By Dnee Sirichantaropas
Rev. Nicholas Granitsas sat in his office, praying, while across town, his long-time friend and parishioner, Roland Morse, was buried alone. Granitsas looked up at the crucifix, his hands shaking underneath the fluorescent lights. He wished he could be with his friend during his final moments. But the dangers of COVID-19 made it impossible.
This has become Granitsas’ new reality. He was no longer able to perform rituals or fulfill his usual duties. When Morse died in the ICU at Massachusetts General Hospital, he was one in a long line of Granitsas’ parishioners who will meet the same fate.
“I should’ve been there,” Granitsas said. The two men were friends for over 40 years. Granitsas officiated Morse’s wedding ceremony in 1985 and was saddened that he couldn’t perform his funeral services. “He was on the verge of death,” Granitsas said. “And I wasn’t able to be there with him.”
Congregational churches and worship services, long known for their adherence to tradition, have been significantly transformed due to the pandemic.
More than 90 percent of regular churchgoers in the United States reported that their churches closed to prevent the virus’ spread, according to a survey by the Pew Research Center.

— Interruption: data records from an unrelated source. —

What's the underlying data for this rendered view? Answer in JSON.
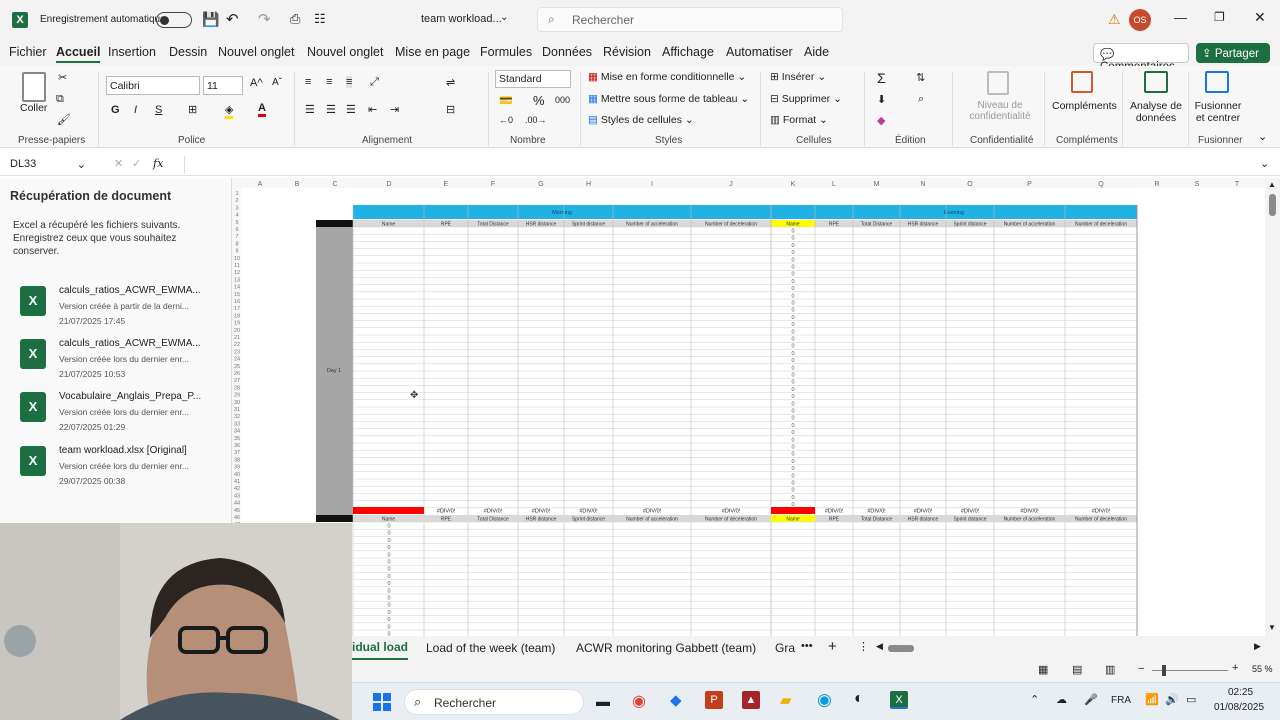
{
  "titlebar": {
    "autosave": "Enregistrement automatique",
    "filename": "team workload...",
    "search_placeholder": "Rechercher",
    "user_initials": "OS"
  },
  "menu": {
    "items": [
      "Fichier",
      "Accueil",
      "Insertion",
      "Dessin",
      "Nouvel onglet",
      "Nouvel onglet",
      "Mise en page",
      "Formules",
      "Données",
      "Révision",
      "Affichage",
      "Automatiser",
      "Aide"
    ],
    "comments": "Commentaires",
    "share": "Partager"
  },
  "ribbon": {
    "paste": "Coller",
    "clipboard_group": "Presse-papiers",
    "font_name": "Calibri",
    "font_size": "11",
    "police_group": "Police",
    "alignment_group": "Alignement",
    "number_format": "Standard",
    "number_group": "Nombre",
    "cond_format": "Mise en forme conditionnelle",
    "format_table": "Mettre sous forme de tableau",
    "cell_styles": "Styles de cellules",
    "styles_group": "Styles",
    "insert": "Insérer",
    "delete": "Supprimer",
    "format": "Format",
    "cells_group": "Cellules",
    "edition_group": "Édition",
    "sensitivity": "Niveau de confidentialité",
    "conf_group": "Confidentialité",
    "addins": "Compléments",
    "addins_group": "Compléments",
    "analyze": "Analyse de données",
    "merge": "Fusionner et centrer",
    "merge_group": "Fusionner"
  },
  "formula_bar": {
    "name_box": "DL33",
    "fx": "fx"
  },
  "recovery": {
    "title": "Récupération de document",
    "description": "Excel a récupéré les fichiers suivants. Enregistrez ceux que vous souhaitez conserver.",
    "files": [
      {
        "name": "calculs_ratios_ACWR_EWMA...",
        "note": "Version créée à partir de la derni...",
        "date": "21/07/2025 17:45"
      },
      {
        "name": "calculs_ratios_ACWR_EWMA...",
        "note": "Version créée lors du dernier enr...",
        "date": "21/07/2025 10:53"
      },
      {
        "name": "Vocabulaire_Anglais_Prepa_P...",
        "note": "Version créée lors du dernier enr...",
        "date": "22/07/2025 01:29"
      },
      {
        "name": "team workload.xlsx [Original]",
        "note": "Version créée lors du dernier enr...",
        "date": "29/07/2025 00:38"
      }
    ]
  },
  "grid": {
    "columns": [
      "A",
      "B",
      "C",
      "D",
      "E",
      "F",
      "G",
      "H",
      "I",
      "J",
      "K",
      "L",
      "M",
      "N",
      "O",
      "P",
      "Q",
      "R",
      "S",
      "T"
    ],
    "morning": "Morning",
    "evening": "Evening",
    "headers": [
      "Name",
      "RPE",
      "Total Distance",
      "HSR distance",
      "Sprint distance",
      "Number of acceleration",
      "Number of deceleration"
    ],
    "day_label": "Day 1",
    "zero": "0",
    "div_error": "#DIV/0!"
  },
  "sheet_tabs": [
    "idual load",
    "Load of the week (team)",
    "ACWR monitoring Gabbett (team)",
    "Gra"
  ],
  "status": {
    "zoom": "55 %"
  },
  "taskbar": {
    "search": "Rechercher",
    "lang": "FRA",
    "time": "02:25",
    "date": "01/08/2025"
  },
  "colors": {
    "excel_green": "#1d6f42",
    "header_blue": "#1fb2e3",
    "name_yellow": "#ffff00",
    "error_red": "#ff0000"
  }
}
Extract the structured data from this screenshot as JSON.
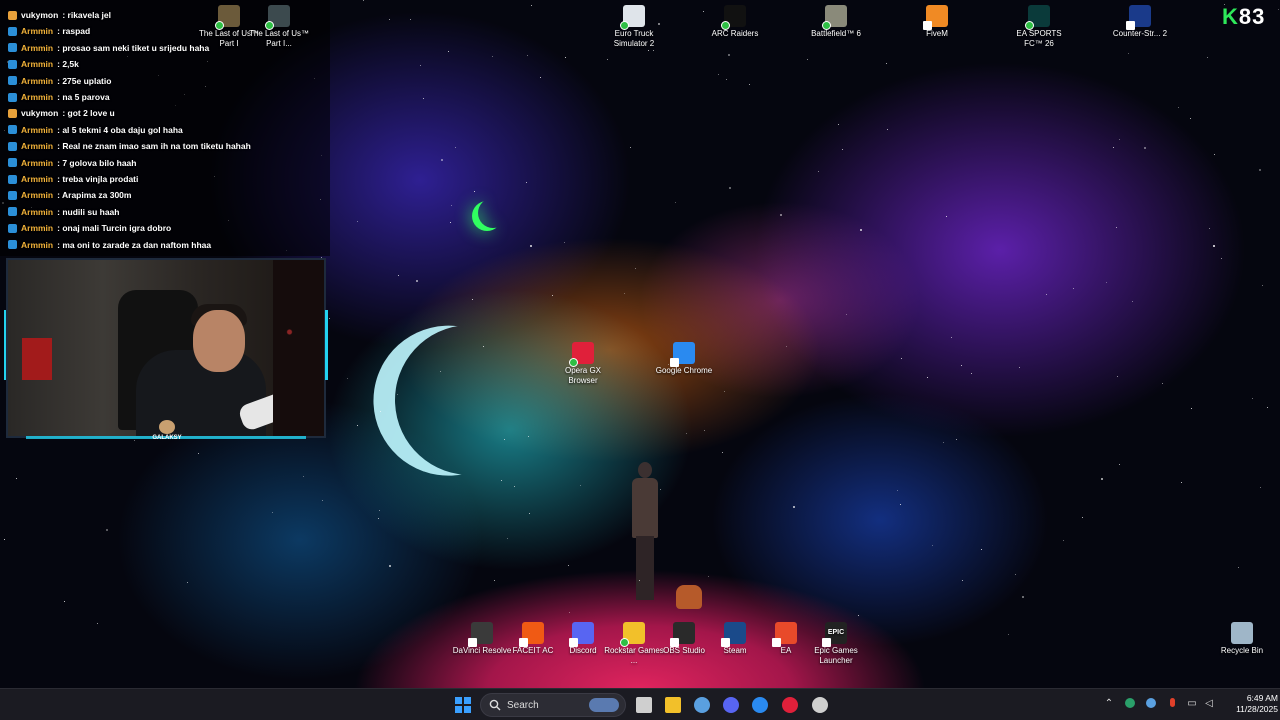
{
  "chat": {
    "messages": [
      {
        "user": "vukymon",
        "text": ": rikavela jel",
        "badge_color": "#e8a13b",
        "user_color": "#ffffff"
      },
      {
        "user": "Armmin",
        "text": ": raspad",
        "badge_color": "#2b8fd8",
        "user_color": "#f2b23a"
      },
      {
        "user": "Armmin",
        "text": ": prosao sam neki tiket u srijedu haha",
        "badge_color": "#2b8fd8",
        "user_color": "#f2b23a"
      },
      {
        "user": "Armmin",
        "text": ": 2,5k",
        "badge_color": "#2b8fd8",
        "user_color": "#f2b23a"
      },
      {
        "user": "Armmin",
        "text": ": 275e uplatio",
        "badge_color": "#2b8fd8",
        "user_color": "#f2b23a"
      },
      {
        "user": "Armmin",
        "text": ": na 5 parova",
        "badge_color": "#2b8fd8",
        "user_color": "#f2b23a"
      },
      {
        "user": "vukymon",
        "text": ": got 2 love u",
        "badge_color": "#e8a13b",
        "user_color": "#ffffff"
      },
      {
        "user": "Armmin",
        "text": ": al 5 tekmi 4 oba daju gol haha",
        "badge_color": "#2b8fd8",
        "user_color": "#f2b23a"
      },
      {
        "user": "Armmin",
        "text": ": Real ne znam imao sam ih na tom tiketu hahah",
        "badge_color": "#2b8fd8",
        "user_color": "#f2b23a"
      },
      {
        "user": "Armmin",
        "text": ": 7 golova bilo haah",
        "badge_color": "#2b8fd8",
        "user_color": "#f2b23a"
      },
      {
        "user": "Armmin",
        "text": ": treba vinjla prodati",
        "badge_color": "#2b8fd8",
        "user_color": "#f2b23a"
      },
      {
        "user": "Armmin",
        "text": ": Arapima za 300m",
        "badge_color": "#2b8fd8",
        "user_color": "#f2b23a"
      },
      {
        "user": "Armmin",
        "text": ": nudili su haah",
        "badge_color": "#2b8fd8",
        "user_color": "#f2b23a"
      },
      {
        "user": "Armmin",
        "text": ": onaj mali Turcin igra dobro",
        "badge_color": "#2b8fd8",
        "user_color": "#f2b23a"
      },
      {
        "user": "Armmin",
        "text": ": ma oni to zarade za dan naftom hhaa",
        "badge_color": "#2b8fd8",
        "user_color": "#f2b23a"
      }
    ]
  },
  "webcam": {
    "logo_text": "GALAKSY"
  },
  "overlay": {
    "k_letter": "K",
    "number": "83",
    "k_color": "#2ee85a"
  },
  "desktop_icons": {
    "top": [
      {
        "label": "The Last of Us™ Part I",
        "color": "#6b5a3a",
        "badge": "check"
      },
      {
        "label": "The Last of Us™ Part I...",
        "color": "#3c4a4e",
        "badge": "check"
      },
      {
        "label": "Euro Truck Simulator 2",
        "color": "#dfe4ea",
        "badge": "check"
      },
      {
        "label": "ARC Raiders",
        "color": "#111111",
        "badge": "check"
      },
      {
        "label": "Battlefield™ 6",
        "color": "#8a8a7a",
        "badge": "check"
      },
      {
        "label": "FiveM",
        "color": "#f08a24",
        "badge": "arrow"
      },
      {
        "label": "EA SPORTS FC™ 26",
        "color": "#0a3a3a",
        "badge": "check"
      },
      {
        "label": "Counter-Str... 2",
        "color": "#1a3a8a",
        "badge": "arrow"
      }
    ],
    "middle": [
      {
        "label": "Opera GX Browser",
        "color": "#e0203a",
        "badge": "check"
      },
      {
        "label": "Google Chrome",
        "color": "#2a8af0",
        "badge": "arrow"
      }
    ],
    "bottom": [
      {
        "label": "DaVinci Resolve",
        "color": "#3a3a3a",
        "badge": "arrow"
      },
      {
        "label": "FACEIT AC",
        "color": "#f05a14",
        "badge": "arrow"
      },
      {
        "label": "Discord",
        "color": "#5865f2",
        "badge": "arrow"
      },
      {
        "label": "Rockstar Games ...",
        "color": "#f2c02a",
        "badge": "check"
      },
      {
        "label": "OBS Studio",
        "color": "#2a2a2a",
        "badge": "arrow"
      },
      {
        "label": "Steam",
        "color": "#1a4a8a",
        "badge": "arrow"
      },
      {
        "label": "EA",
        "color": "#e84a2a",
        "badge": "arrow"
      },
      {
        "label": "Epic Games Launcher",
        "color": "#222222",
        "badge": "arrow",
        "glyph": "EPIC"
      }
    ],
    "recycle": {
      "label": "Recycle Bin",
      "color": "#9fb6c8"
    }
  },
  "taskbar": {
    "search_placeholder": "Search",
    "time": "6:49 AM",
    "date": "11/28/2025",
    "apps": [
      {
        "name": "start",
        "color": "#3aa0ff"
      },
      {
        "name": "task-view",
        "color": "#cfcfcf"
      },
      {
        "name": "file-explorer",
        "color": "#f2c02a"
      },
      {
        "name": "steam",
        "color": "#5aa0e0"
      },
      {
        "name": "discord",
        "color": "#5865f2"
      },
      {
        "name": "chrome",
        "color": "#2a8af0"
      },
      {
        "name": "opera-gx",
        "color": "#e0203a"
      },
      {
        "name": "obs",
        "color": "#cfcfcf"
      }
    ]
  }
}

Prior to the pandemic, about 175 people regularly attended Sunday services, Granitsas said. Now, about 30 people attend Mass. “Before the pandemic, we had three hardcore regulars in their 90s that never missed a single service,” Granitsas fondly recalled.
The Church has been offering live stream resources for those unable to attend in-person, he said. “Our attendance for live services has greatly reduced,” he said. “But actually, I think we have more altogether because we have people watching on the stream.”
Dr. John H. Ewart, director of Pastoral Leadership at the Southeastern Baptism Theological Seminary, said counseling classes and crisis intervention classes are part of the pastoral care training.
However, no amount of training could have prepared church leaders on how to shepherd their congregants during the pandemic.
“It’s been a huge shock to try to walk through the minefield of a church during a pandemic,” Ewart said.
According to Ewart, there has been an increase in ministers’ resources on how to handle the pandemic. Centers for preaching and pastoral leadership, faith, culture, and missions have released special resources that range from podcasts to panel discussions and blog posts.
“There was not a class that was designed for COVID,” Ewart said. “But it will certainly be a part of the curriculum from now on.”
One of the most difficult challenges Granitsas has had to face is losing close friends and people he considers family.
When Granitsas and his family first moved to Revere in 1970, the friendly couple next door would always come over to help out and babysit Granitsas’ young child. “They both died of COVID a month ago,” he said. Although Granitsas feels disheartened by all the losses, his faith remains unbroken.
“I still have this joy that no one can take away from me,” Granitsas said. “It’s a gift from God.”
Granitsas came to Revere and helped make the Church flourish by establishing specialized ministries, which range from annual Gospel music festivals, ESL classes, to the Food Pantry, according to Loralei Lauranzano, the Church’s administrative assistant.
Lauranzano, who has known Granitsas for more than half of her life, said he always lifted everyone’s spirits. His joy was constant and contagious.
“Every year, we have church picnic and play softball,” Lauranzano said. “And Pastor Nick is our pitcher every year. All day long. Every age plays. He pitches and he calls and just laughs and enjoys the whole time.”
Local parishioner Lisa Sturgis said that finding her way to the Church and to Granitsas changed the trajectory of her whole life. She still looks back to 1979, the year she discovered the Church, as a pivotal point in her life.
“Pastor Nick was always prepared for his sermons,” Sturgis said. “He is very knowledgeable and always encouraged people to be who God has called them to be.”
He has always been warm, genuine, and encouraging, Sturgis recalled. To be able to have that level of caring was a gift.
“The thing that shines most brightly in him,” she paused, “is that he cares about people in a way that is palpable.”
As Granitsas ended his solemn prayer honoring Morse, his thoughts return to his parishioners, who need his strength and leadership now more than ever.
He made the sign of the cross and stood up. Mass was about to begin.
“I have the sense that God is with me,” he said. “He’s going to see me through and see others through too.”